There can be many difficulties that come with aging, but none may sting as much as varicose veins. And not just from a literal standpoint. Although they can come along with some uncomfortable symptoms, it’s the appearance that people fear.
At some point, about 20 percent of us will get them. There are certain risk factors like a sedentary life, weight, and circulation that play a role, each making it difficult for veins to function effectively.
If you’ve got varicose veins, it’s not that you’re doing anything wrong; it’s just that your veins are getting weak and having a hard time functioning properly. Small valves inside the veins become weak and prevent blood from flowing backward. It starts to pool, and your veins can begin to turn color, become swollen, and, in some cases, create pain and irritation.
But really, all you might have to do is strengthen these valves like you’d strengthen any other body part: do some exercise. When you’re getting regular exercise, your blood is flowing, and the venous system starts functioning better. In other words, you can build healthy veins through movement.
The benefits of exercise for varicose veins are twofold. They help push out the backed-up blood so the valves can operate adequately. Exercise can lead to lower blood pressure. High blood pressure is another risk factor for varicose veins.
After reading this, you may jump off your sofa, grab your sweatsuit, and go out for a run. But please, don’t! Because of the pain and potential inefficiencies in your calves or legs caused by the varicose veins, taking a slow and measured approach is required. This means performing low-impact exercise that gets your calf muscles—and the necessary blood vessels—working without too much strain. Some good options to restore proper circulation in the area include walking, swimming, cycling, or yoga.

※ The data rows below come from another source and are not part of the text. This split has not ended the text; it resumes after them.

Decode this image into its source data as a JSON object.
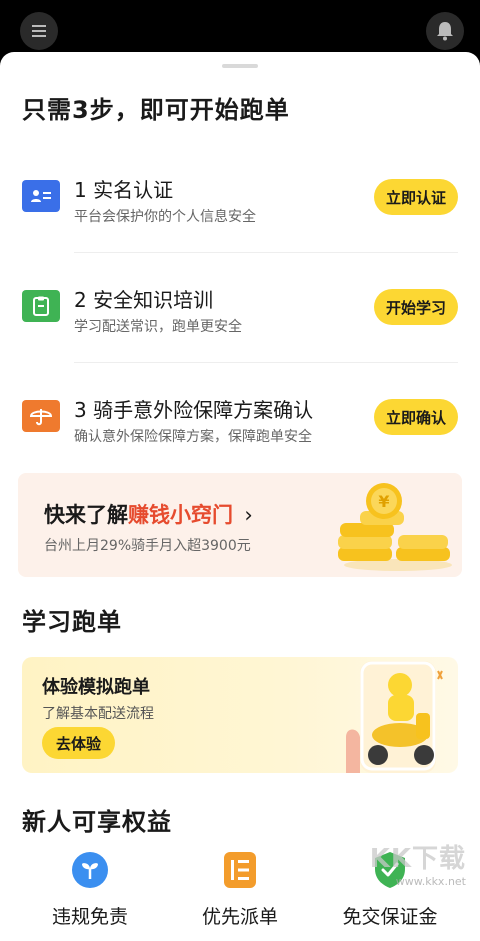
{
  "header": {
    "menu_icon": "menu-icon",
    "bell_icon": "bell-icon"
  },
  "main_title": "只需3步，即可开始跑单",
  "steps": [
    {
      "title": "1 实名认证",
      "subtitle": "平台会保护你的个人信息安全",
      "button": "立即认证",
      "icon": "id-card-icon",
      "color": "#3a6fe8"
    },
    {
      "title": "2 安全知识培训",
      "subtitle": "学习配送常识，跑单更安全",
      "button": "开始学习",
      "icon": "clipboard-icon",
      "color": "#3fb354"
    },
    {
      "title": "3 骑手意外险保障方案确认",
      "subtitle": "确认意外保险保障方案，保障跑单安全",
      "button": "立即确认",
      "icon": "umbrella-icon",
      "color": "#ef7a2e"
    }
  ],
  "promo": {
    "title_prefix": "快来了解",
    "title_highlight": "赚钱小窍门",
    "chevron": "›",
    "subtitle": "台州上月29%骑手月入超3900元",
    "image": "coin-stack-illustration"
  },
  "learn": {
    "section_title": "学习跑单",
    "card_title": "体验模拟跑单",
    "card_subtitle": "了解基本配送流程",
    "button": "去体验",
    "image": "rider-on-scooter-illustration"
  },
  "benefits": {
    "section_title": "新人可享权益",
    "items": [
      {
        "label": "违规免责",
        "icon": "sprout-icon",
        "color": "#3b8ff0"
      },
      {
        "label": "优先派单",
        "icon": "list-icon",
        "color": "#f39c2b"
      },
      {
        "label": "免交保证金",
        "icon": "shield-check-icon",
        "color": "#3fb354"
      }
    ]
  },
  "watermark": {
    "text": "KK下载",
    "url_text": "www.kkx.net"
  },
  "colors": {
    "accent_yellow": "#fcd733",
    "highlight_red": "#e64b2e",
    "promo_bg": "#fdf1ea"
  }
}
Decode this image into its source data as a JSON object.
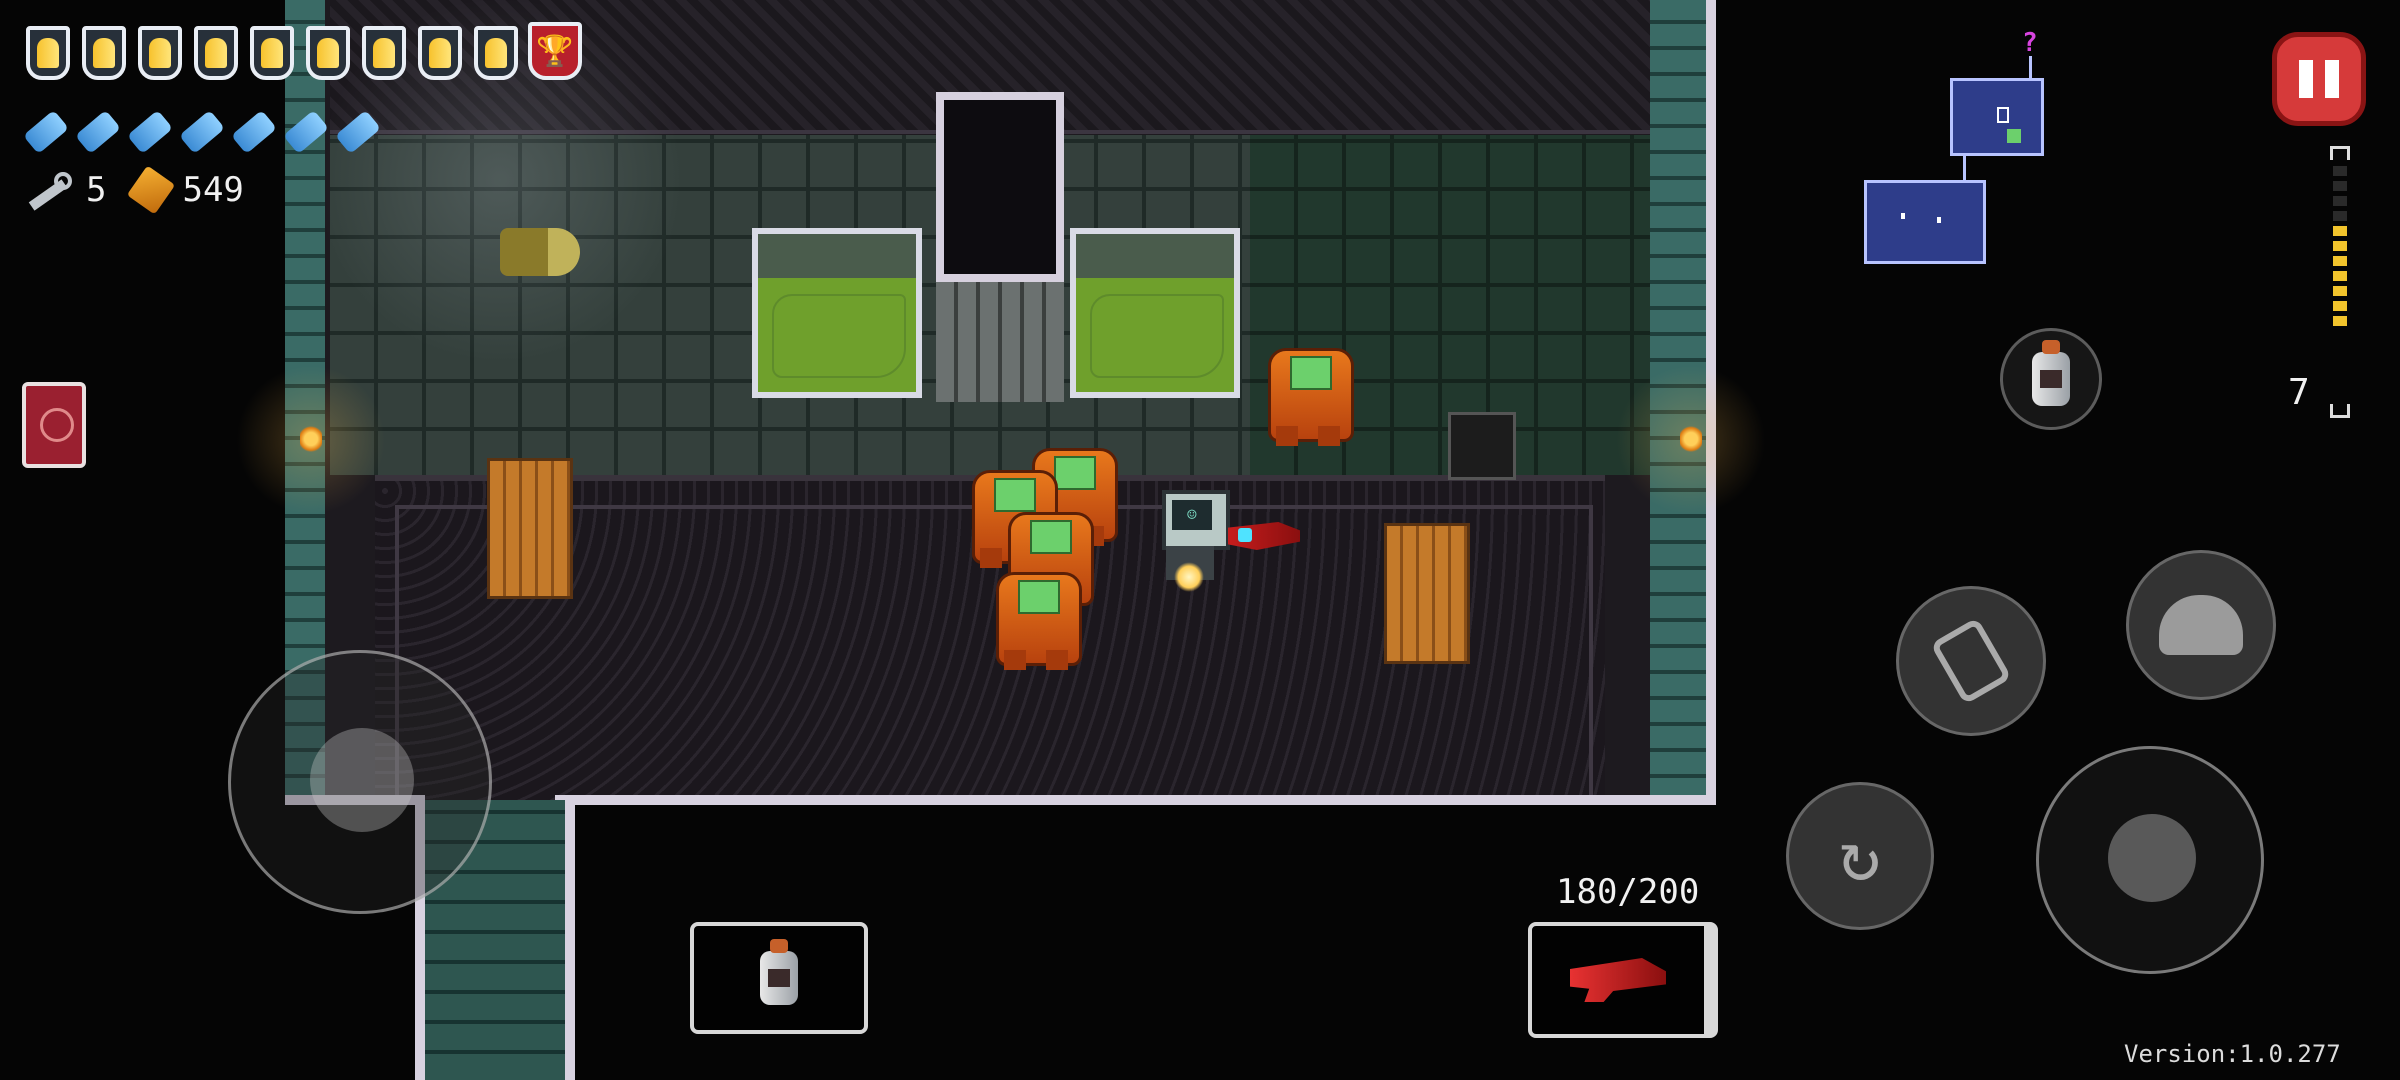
{
  "hud": {
    "hearts": [
      {
        "type": "heart-armor"
      },
      {
        "type": "heart-armor"
      },
      {
        "type": "heart-armor"
      },
      {
        "type": "heart-armor"
      },
      {
        "type": "heart-armor"
      },
      {
        "type": "heart-armor"
      },
      {
        "type": "heart-armor"
      },
      {
        "type": "heart-armor"
      },
      {
        "type": "heart-armor"
      },
      {
        "type": "heart-armor"
      }
    ],
    "special_armor_icon": "chalice-shield-icon",
    "blanks_count": 7,
    "keys": "5",
    "shells": "549",
    "active_item_count": "7",
    "colors": {
      "hud_text": "#f1f1f1",
      "pause_button": "#d63a3a",
      "ammo_full": "#f2c42c",
      "minimap_room": "#2e3d8a"
    }
  },
  "minimap": {
    "unknown_marker": "?",
    "rooms": [
      "current-room",
      "explored-room"
    ]
  },
  "weapon": {
    "ammo": "180/200",
    "icon": "red-raygun-icon",
    "clip_segments_filled": 7,
    "clip_segments_total": 11
  },
  "active_item": {
    "icon": "canteen-icon"
  },
  "version": "Version:1.0.277",
  "enemies": [
    "gun-nut",
    "gun-nut",
    "gun-nut",
    "gun-nut",
    "gun-nut"
  ],
  "player": {
    "name": "robot"
  }
}
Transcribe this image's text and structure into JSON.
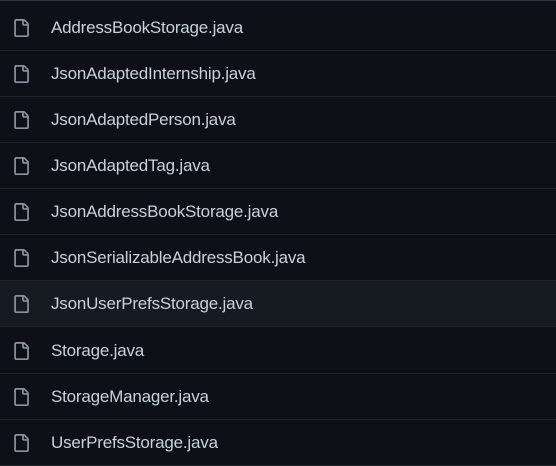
{
  "colors": {
    "background": "#0d1117",
    "row_hover_background": "#161b22",
    "divider": "#21262d",
    "text": "#c9d1d9",
    "icon": "#8b949e"
  },
  "files": [
    {
      "name": "AddressBookStorage.java",
      "icon": "file-icon"
    },
    {
      "name": "JsonAdaptedInternship.java",
      "icon": "file-icon"
    },
    {
      "name": "JsonAdaptedPerson.java",
      "icon": "file-icon"
    },
    {
      "name": "JsonAdaptedTag.java",
      "icon": "file-icon"
    },
    {
      "name": "JsonAddressBookStorage.java",
      "icon": "file-icon"
    },
    {
      "name": "JsonSerializableAddressBook.java",
      "icon": "file-icon"
    },
    {
      "name": "JsonUserPrefsStorage.java",
      "icon": "file-icon",
      "hovered": true
    },
    {
      "name": "Storage.java",
      "icon": "file-icon"
    },
    {
      "name": "StorageManager.java",
      "icon": "file-icon"
    },
    {
      "name": "UserPrefsStorage.java",
      "icon": "file-icon"
    }
  ]
}
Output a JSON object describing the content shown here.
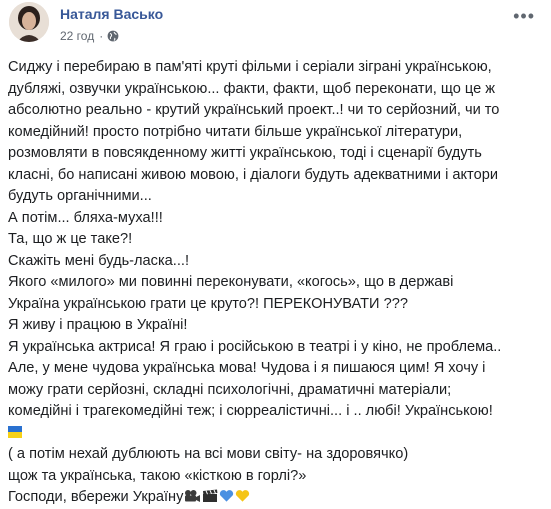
{
  "header": {
    "author": "Наталя Васько",
    "time": "22 год",
    "dot": "·",
    "more": "•••"
  },
  "post": {
    "lines": [
      "Сиджу і перебираю в пам'яті круті фільми і серіали зіграні українською,",
      "дубляжі, озвучки українською... факти, факти, щоб переконати, що це ж",
      "абсолютно реально - крутий український проект..! чи то серйозний, чи то",
      "комедійний! просто потрібно читати більше української літератури,",
      "розмовляти в повсякденному житті українською, тоді і сценарії будуть",
      "класні, бо написані живою мовою, і діалоги будуть адекватними і актори",
      "будуть органічними...",
      "А потім... бляха-муха!!!",
      "Та, що ж це таке?!",
      "Скажіть мені будь-ласка...!",
      "Якого «милого» ми повинні переконувати, «когось», що в державі",
      "Україна українською грати це круто?! ПЕРЕКОНУВАТИ ???",
      "Я живу і працюю в Україні!",
      "Я українська актриса! Я граю і російською в театрі і у кіно, не проблема..",
      "Але, у мене чудова українська мова! Чудова і я пишаюся цим! Я хочу і",
      "можу грати серйозні, складні психологічні, драматичні матеріали;",
      "комедійні і трагекомедійні теж; і сюрреалістичні... і .. любі! Українською!"
    ],
    "line_after_flag_1": "( а потім нехай дублюють на всі мови світу- на здоровячко)",
    "line_after_flag_2": "щож та українська, такою «кісткою в горлі?»",
    "last_line": "Господи, вбережи Україну",
    "emojis": [
      "flag-ukraine-icon",
      "movie-camera-icon",
      "clapper-board-icon",
      "blue-heart-icon",
      "yellow-heart-icon"
    ],
    "colors": {
      "link": "#385898",
      "blue": "#2a71d0",
      "yellow": "#f7d117",
      "meta": "#606770"
    }
  }
}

Once you’ve started incorporating exercise into your daily routine, keep at it: do your best to stop the varicose veins from reappearing!